University of Queensland researchers have identified a potential treatment to delay motor neuron loss and symptoms in the inevitably fatal motor neuron disease (MND).

Babies with clinically suspected serious infections can be safely and effectively treated outside hospital

April 2, 2015
Newborns and young infants with possible severe bacterial infections (PSBI), such as pneumonia and sepsis, whose families do not accept or cannot access hospital care, can be safely and effectively treated with simplified ...

Understudy gene offers hope for spinal muscular atrophy

October 1, 2015
I began writing about genetics decades ago, and the best thing about getting older is witnessing the development of targeted treatments for single-gene diseases that I never thought would happen. But it is happening, for ...

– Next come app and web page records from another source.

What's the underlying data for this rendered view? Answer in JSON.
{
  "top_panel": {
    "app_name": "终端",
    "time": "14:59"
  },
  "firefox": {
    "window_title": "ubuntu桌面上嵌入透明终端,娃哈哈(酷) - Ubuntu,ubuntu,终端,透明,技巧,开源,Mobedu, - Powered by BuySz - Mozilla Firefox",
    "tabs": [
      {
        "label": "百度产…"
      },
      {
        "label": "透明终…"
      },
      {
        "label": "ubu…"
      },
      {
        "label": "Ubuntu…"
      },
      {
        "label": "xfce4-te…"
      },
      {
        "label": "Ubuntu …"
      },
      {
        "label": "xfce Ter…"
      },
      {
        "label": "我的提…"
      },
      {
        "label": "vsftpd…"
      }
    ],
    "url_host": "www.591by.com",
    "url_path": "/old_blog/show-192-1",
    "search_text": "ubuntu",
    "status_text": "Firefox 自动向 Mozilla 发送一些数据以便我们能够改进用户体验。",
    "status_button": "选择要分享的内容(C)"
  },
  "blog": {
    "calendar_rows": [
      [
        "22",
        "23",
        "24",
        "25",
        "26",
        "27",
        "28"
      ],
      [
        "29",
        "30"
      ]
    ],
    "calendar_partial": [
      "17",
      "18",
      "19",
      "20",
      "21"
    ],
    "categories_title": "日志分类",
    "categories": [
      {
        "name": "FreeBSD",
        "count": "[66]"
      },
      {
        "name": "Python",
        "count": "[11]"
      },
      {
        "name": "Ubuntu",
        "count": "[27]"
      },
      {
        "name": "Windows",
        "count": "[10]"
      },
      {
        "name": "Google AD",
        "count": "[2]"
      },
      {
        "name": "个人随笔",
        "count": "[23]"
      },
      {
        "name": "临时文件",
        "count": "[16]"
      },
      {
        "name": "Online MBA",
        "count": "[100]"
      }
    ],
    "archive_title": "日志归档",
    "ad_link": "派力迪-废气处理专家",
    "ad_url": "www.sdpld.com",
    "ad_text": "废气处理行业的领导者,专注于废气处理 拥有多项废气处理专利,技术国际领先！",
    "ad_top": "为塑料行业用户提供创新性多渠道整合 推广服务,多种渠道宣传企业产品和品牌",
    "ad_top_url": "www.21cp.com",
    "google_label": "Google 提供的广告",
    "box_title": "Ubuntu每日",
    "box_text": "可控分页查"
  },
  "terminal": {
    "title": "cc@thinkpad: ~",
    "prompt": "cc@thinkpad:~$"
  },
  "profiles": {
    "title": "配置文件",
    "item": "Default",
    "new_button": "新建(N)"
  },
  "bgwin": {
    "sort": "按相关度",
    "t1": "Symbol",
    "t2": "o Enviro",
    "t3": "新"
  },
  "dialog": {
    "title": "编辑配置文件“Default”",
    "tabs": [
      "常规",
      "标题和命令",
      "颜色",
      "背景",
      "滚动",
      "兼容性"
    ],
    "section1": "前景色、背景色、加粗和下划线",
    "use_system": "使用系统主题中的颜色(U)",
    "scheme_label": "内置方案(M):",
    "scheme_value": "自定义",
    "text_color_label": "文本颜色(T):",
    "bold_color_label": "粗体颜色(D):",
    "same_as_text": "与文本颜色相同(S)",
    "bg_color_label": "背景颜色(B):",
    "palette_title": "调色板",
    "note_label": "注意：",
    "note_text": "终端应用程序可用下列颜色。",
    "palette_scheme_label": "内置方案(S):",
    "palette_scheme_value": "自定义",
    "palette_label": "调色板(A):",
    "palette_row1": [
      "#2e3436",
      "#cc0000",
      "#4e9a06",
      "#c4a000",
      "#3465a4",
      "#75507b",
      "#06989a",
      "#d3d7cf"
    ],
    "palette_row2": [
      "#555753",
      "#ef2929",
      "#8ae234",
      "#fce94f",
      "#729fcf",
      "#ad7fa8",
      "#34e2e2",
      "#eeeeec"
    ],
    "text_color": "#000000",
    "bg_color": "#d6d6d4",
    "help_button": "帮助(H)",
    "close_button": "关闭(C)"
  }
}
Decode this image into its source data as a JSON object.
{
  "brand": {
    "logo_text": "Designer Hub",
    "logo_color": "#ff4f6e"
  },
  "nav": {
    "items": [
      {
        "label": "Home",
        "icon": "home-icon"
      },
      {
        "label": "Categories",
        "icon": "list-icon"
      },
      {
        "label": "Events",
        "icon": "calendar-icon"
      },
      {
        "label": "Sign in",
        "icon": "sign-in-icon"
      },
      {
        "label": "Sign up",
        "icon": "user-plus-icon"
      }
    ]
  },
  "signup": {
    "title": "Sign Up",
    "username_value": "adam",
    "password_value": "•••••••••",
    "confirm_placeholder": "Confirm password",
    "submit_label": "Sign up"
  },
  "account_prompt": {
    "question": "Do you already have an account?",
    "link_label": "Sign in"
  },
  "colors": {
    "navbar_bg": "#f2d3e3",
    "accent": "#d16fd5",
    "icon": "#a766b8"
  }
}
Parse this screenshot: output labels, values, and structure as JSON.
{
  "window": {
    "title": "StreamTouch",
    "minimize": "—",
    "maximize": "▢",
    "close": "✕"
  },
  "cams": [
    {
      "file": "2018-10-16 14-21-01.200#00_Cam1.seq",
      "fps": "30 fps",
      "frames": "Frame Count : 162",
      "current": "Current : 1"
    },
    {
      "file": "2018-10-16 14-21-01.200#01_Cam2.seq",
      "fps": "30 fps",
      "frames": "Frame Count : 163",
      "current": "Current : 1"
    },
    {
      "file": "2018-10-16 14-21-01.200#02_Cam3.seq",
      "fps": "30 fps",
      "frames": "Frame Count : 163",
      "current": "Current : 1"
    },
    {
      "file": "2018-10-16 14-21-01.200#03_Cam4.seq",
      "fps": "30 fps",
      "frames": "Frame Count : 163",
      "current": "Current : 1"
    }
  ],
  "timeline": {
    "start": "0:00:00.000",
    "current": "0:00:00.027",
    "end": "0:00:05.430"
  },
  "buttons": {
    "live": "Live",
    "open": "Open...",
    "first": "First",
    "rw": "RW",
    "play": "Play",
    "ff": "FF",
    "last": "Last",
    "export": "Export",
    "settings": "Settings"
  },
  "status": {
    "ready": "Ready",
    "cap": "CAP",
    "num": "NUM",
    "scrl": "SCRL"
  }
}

Recommended for you

Bio-inspired materials give boost to regenerative medicine

August 18, 2017
What if one day, we could teach our bodies to self-heal like a lizard's tail, and make severe injury or disease no more threatening than a paper cut?

Female mouse embryos actively remove male reproductive systems

August 17, 2017
A protein called COUP-TFII determines whether a mouse embryo develops a male reproductive tract, according to researchers at the National Institutes of Health and their colleagues at Baylor College of Medicine, Houston. The ...

Two-step process leads to cell immortalization and cancer

August 17, 2017
A mutation that helps make cells immortal is critical to the development of a tumor, but new research at the University of California, Berkeley suggests that becoming immortal is a more complicated process than originally ...

New Pathology Atlas maps genes in cancer to accelerate progress in personalized medicine

August 17, 2017
A new Pathology Atlas is launched today with an analysis of all human genes in all major cancers showing the consequence of their corresponding protein levels for overall patient survival. The difference in expression patterns ...

New technique overcomes genetic cause of infertility

August 17, 2017
Scientists have created healthy offspring from genetically infertile male mice, offering a potential new approach to tackling a common genetic cause of human infertility.

Are stem cells the link between bacteria and cancer?

August 17, 2017
Gastric carcinoma is one of the most common causes of cancer-related deaths, primarily because most patients present at an advanced stage of the disease. The main cause of this cancer is the bacterium Helicobacter pylori, ...

0 comments

Please sign in to add a comment. Registration is free, and takes less than a minute. Read more

Click here to reset your password.
Sign in to get notified via email when new comments are made.